- [TASK GOAL]: Go through the material that comes after this and count the lines containing "structured"; report only the count.

- [PROVIDED RECORDS]:
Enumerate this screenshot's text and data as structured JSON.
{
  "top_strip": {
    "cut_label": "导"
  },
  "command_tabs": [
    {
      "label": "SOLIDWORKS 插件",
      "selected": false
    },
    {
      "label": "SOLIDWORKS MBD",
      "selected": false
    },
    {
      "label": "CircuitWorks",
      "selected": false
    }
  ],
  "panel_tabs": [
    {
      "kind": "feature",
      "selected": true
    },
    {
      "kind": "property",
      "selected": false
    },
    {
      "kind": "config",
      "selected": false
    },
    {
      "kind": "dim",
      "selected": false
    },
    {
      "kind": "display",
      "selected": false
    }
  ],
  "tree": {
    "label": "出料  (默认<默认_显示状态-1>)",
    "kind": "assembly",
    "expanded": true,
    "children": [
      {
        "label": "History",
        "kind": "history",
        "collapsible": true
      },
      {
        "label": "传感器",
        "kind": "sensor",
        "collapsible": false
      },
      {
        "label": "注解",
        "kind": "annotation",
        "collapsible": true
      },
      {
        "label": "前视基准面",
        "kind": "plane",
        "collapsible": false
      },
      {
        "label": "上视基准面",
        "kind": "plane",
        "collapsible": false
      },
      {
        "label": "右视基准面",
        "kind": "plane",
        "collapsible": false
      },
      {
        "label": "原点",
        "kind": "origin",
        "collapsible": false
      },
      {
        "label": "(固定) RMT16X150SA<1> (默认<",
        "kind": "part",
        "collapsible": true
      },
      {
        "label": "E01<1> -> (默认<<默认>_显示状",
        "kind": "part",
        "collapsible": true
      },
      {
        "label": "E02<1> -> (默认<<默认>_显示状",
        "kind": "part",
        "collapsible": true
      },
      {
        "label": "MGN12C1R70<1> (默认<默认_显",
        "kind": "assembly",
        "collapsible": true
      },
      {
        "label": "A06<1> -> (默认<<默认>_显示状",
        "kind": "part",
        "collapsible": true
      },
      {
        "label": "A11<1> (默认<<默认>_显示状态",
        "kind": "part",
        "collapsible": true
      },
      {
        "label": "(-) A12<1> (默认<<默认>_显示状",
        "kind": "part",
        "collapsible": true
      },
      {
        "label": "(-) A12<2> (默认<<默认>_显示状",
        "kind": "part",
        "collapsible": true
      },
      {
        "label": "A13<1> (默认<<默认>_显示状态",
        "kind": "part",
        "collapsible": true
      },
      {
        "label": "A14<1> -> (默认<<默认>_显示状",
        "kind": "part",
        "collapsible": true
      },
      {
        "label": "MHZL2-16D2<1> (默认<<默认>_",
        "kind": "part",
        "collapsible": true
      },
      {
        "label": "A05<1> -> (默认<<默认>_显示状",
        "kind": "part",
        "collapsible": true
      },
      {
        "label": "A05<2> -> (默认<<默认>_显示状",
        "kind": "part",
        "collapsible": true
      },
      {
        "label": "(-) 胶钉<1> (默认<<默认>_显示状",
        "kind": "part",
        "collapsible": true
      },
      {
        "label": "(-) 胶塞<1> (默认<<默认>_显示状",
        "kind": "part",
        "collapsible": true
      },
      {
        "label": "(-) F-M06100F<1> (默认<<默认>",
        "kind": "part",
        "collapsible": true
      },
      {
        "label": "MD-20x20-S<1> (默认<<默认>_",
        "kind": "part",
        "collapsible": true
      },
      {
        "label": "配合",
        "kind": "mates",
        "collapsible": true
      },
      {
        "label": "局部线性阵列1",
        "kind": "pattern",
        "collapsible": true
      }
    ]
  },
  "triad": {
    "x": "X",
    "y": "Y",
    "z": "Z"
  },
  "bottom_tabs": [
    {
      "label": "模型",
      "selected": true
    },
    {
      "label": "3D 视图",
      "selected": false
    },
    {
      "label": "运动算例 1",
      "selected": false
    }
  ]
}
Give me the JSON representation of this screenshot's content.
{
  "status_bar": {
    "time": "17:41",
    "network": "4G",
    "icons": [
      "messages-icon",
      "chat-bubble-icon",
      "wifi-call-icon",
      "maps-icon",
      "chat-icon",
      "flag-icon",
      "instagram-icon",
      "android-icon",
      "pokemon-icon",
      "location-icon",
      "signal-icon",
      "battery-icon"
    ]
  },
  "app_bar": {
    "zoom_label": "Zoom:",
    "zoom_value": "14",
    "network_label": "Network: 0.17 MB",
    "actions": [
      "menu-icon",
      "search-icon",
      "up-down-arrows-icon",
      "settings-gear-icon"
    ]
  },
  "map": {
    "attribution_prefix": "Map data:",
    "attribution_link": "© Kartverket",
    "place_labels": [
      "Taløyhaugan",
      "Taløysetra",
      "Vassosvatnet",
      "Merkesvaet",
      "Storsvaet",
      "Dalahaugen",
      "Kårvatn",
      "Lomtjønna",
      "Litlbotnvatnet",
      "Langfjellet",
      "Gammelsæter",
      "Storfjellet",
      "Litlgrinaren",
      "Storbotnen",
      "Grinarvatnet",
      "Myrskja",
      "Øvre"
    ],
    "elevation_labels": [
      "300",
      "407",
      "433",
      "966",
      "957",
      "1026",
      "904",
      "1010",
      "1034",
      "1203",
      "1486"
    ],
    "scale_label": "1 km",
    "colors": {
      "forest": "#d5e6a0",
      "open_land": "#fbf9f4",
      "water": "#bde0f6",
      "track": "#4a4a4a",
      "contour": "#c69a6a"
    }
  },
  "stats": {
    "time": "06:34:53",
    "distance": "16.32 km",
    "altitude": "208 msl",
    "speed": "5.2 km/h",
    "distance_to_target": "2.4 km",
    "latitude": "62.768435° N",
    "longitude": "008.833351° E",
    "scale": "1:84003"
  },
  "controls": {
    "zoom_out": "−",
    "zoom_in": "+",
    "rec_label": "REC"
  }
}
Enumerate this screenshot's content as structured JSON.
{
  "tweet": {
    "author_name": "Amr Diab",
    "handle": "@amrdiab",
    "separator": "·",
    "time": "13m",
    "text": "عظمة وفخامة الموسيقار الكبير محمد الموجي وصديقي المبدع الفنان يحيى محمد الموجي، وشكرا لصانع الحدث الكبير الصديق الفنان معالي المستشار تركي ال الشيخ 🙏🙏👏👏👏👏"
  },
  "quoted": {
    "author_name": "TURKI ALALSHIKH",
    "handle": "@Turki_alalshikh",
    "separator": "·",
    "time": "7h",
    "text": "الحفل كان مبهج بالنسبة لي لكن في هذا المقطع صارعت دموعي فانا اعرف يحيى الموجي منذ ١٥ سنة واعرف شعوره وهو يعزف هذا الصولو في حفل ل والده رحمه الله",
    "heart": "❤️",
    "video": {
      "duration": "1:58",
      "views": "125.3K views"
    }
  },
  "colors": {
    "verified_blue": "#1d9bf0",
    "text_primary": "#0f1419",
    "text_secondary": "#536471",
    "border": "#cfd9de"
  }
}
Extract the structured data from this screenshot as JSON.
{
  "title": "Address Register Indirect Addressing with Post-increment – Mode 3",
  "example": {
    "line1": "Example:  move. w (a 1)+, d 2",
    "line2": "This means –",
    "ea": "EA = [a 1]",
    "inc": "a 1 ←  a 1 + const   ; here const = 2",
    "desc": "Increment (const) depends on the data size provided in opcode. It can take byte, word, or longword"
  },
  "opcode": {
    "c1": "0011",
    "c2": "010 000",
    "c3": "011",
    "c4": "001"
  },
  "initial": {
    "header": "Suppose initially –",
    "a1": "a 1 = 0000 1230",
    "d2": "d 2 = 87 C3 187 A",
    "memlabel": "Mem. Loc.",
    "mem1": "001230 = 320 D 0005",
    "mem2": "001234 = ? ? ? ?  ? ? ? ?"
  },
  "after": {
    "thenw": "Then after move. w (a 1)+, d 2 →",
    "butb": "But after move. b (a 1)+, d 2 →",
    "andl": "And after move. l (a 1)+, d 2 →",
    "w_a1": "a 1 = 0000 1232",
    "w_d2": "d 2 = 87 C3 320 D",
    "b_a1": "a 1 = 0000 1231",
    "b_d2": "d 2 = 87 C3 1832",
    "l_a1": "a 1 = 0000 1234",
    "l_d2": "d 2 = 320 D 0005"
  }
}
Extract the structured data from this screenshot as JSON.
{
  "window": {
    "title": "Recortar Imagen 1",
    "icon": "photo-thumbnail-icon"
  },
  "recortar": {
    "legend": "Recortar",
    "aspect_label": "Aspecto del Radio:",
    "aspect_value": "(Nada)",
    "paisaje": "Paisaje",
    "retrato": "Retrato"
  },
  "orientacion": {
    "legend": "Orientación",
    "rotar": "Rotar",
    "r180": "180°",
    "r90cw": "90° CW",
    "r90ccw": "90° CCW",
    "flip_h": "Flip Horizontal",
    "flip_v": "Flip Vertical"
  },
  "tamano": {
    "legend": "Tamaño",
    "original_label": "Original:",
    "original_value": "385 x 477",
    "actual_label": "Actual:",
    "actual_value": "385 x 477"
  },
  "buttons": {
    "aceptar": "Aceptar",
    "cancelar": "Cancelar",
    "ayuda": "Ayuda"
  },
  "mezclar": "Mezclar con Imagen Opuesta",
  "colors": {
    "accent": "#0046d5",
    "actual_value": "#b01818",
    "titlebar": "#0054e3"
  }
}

- [EXERCISE OUTPUT]: 4